Most typical and most deviant

Ingo Rohlfing



One can use four functions to choose four types of cases without classifying all cases as either typical or deviant. The most typical and most deviant cases are proposed by Seawright and Gerring (2008). The most typical case has the smallest residual of all cases. The most deviant case has the largest residual of all cases. The two functions most_typical() and most_deviant() work in the same way and show you the case with its residual. The input into the function is an lm object.

df <- lm(mpg ~ disp + wt, data = mtcars)
#> Merc 450SE 
#> 0.03421046
#> Toyota Corolla 
#>        6.34844

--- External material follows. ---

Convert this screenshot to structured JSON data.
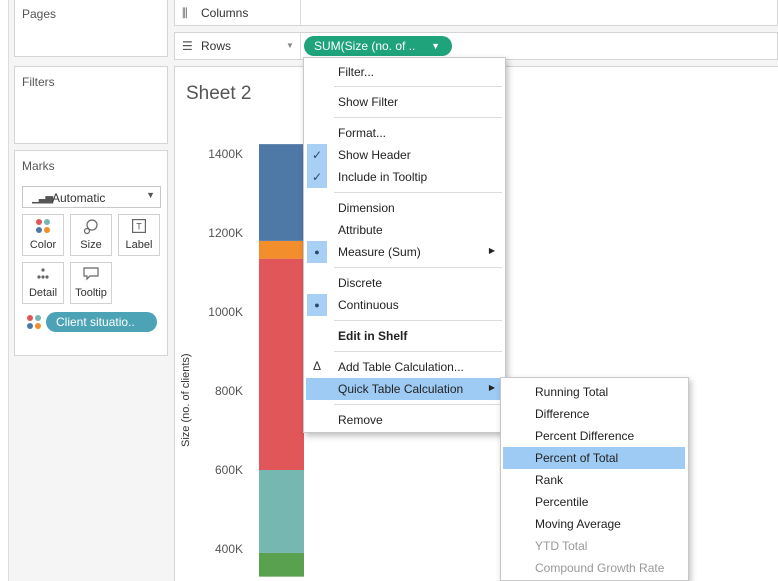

The most deviant case does not distinguish between cases that have a large negative and a large positive residual. Cases with a negative residual are overpredicted because the predicted outcome is higher than the observed outcome. Cases with a positive residual are underpredicted because the predicted outcome is lower than the observed outcome. It might not matter whether a case is overpredicted or underpredicted because both subtypes of outliers can have the same type of deviance. However, one might be interested in knowing whether a case has a positive or negative residual and what the most overpredicted and underpredicted cases are. This is what the functions most_overpredicted() and most_underpredicted() achieve, each taking an lm object as input.

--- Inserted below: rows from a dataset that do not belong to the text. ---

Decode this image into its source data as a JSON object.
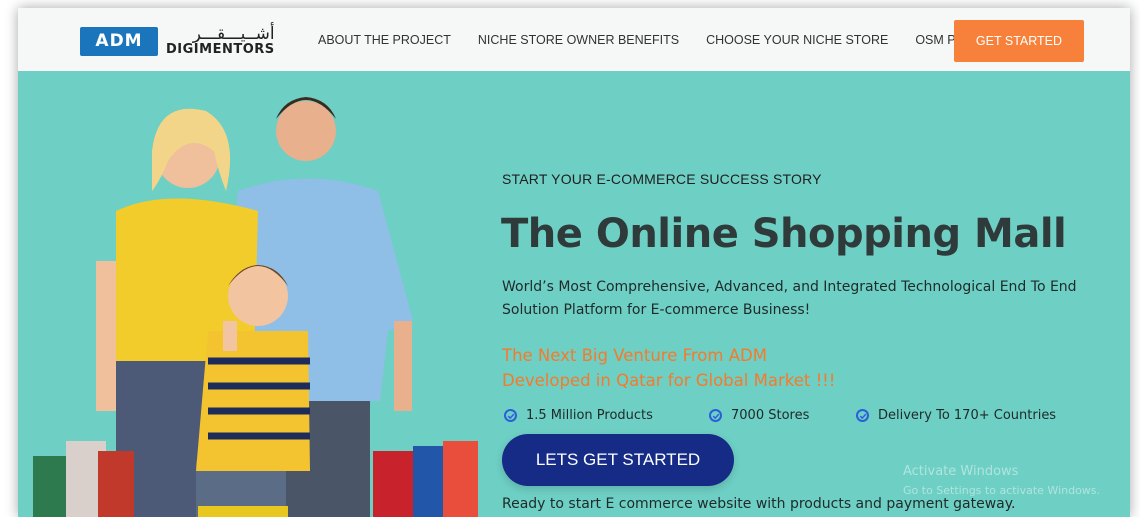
{
  "logo": {
    "badge": "ADM",
    "arabic": "أشــيـــقـــر",
    "wordmark": "DIGIMENTORS"
  },
  "nav": {
    "links": [
      {
        "label": "ABOUT THE PROJECT"
      },
      {
        "label": "NICHE STORE OWNER BENEFITS"
      },
      {
        "label": "CHOOSE YOUR NICHE STORE"
      },
      {
        "label": "OSM PRICING"
      }
    ],
    "cta": "GET STARTED"
  },
  "hero": {
    "eyebrow": "START YOUR E-COMMERCE SUCCESS STORY",
    "headline": "The Online Shopping Mall",
    "subcopy": "World’s Most Comprehensive, Advanced, and Integrated Technological End To End Solution Platform for E-commerce Business!",
    "orange_line1": "The Next Big Venture From ADM",
    "orange_line2": "Developed in Qatar for Global Market !!!",
    "features": [
      {
        "label": "1.5 Million Products"
      },
      {
        "label": "7000  Stores"
      },
      {
        "label": "Delivery To 170+ Countries"
      }
    ],
    "cta": "LETS GET STARTED",
    "ready_text": "Ready to start E commerce website with products and  payment gateway."
  },
  "overlay": {
    "activate_title": "Activate Windows",
    "activate_sub": "Go to Settings to activate Windows."
  },
  "colors": {
    "hero_bg": "#6ecfc4",
    "nav_bg": "#f6f7f7",
    "accent_orange": "#f7813a",
    "cta_blue": "#152b86",
    "logo_blue": "#1b75bc"
  }
}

# largest positive residual
#> Toyota Corolla 
#>        6.34844
# largest negative residual
#> Ferrari Dino 
#>     -3.40868

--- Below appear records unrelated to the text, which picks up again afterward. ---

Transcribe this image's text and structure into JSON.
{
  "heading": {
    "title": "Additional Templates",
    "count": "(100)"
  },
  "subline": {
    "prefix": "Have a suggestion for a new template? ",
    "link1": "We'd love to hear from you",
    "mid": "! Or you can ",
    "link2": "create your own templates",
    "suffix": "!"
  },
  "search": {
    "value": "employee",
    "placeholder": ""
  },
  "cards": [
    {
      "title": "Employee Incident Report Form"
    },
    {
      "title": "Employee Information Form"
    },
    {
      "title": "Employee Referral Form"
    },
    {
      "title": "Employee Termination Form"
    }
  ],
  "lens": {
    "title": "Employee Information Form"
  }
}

The package does not include functions for plotting the cases. There are multiple, very useful packages such as the olsrr package that can be used for the easy visualization of residuals.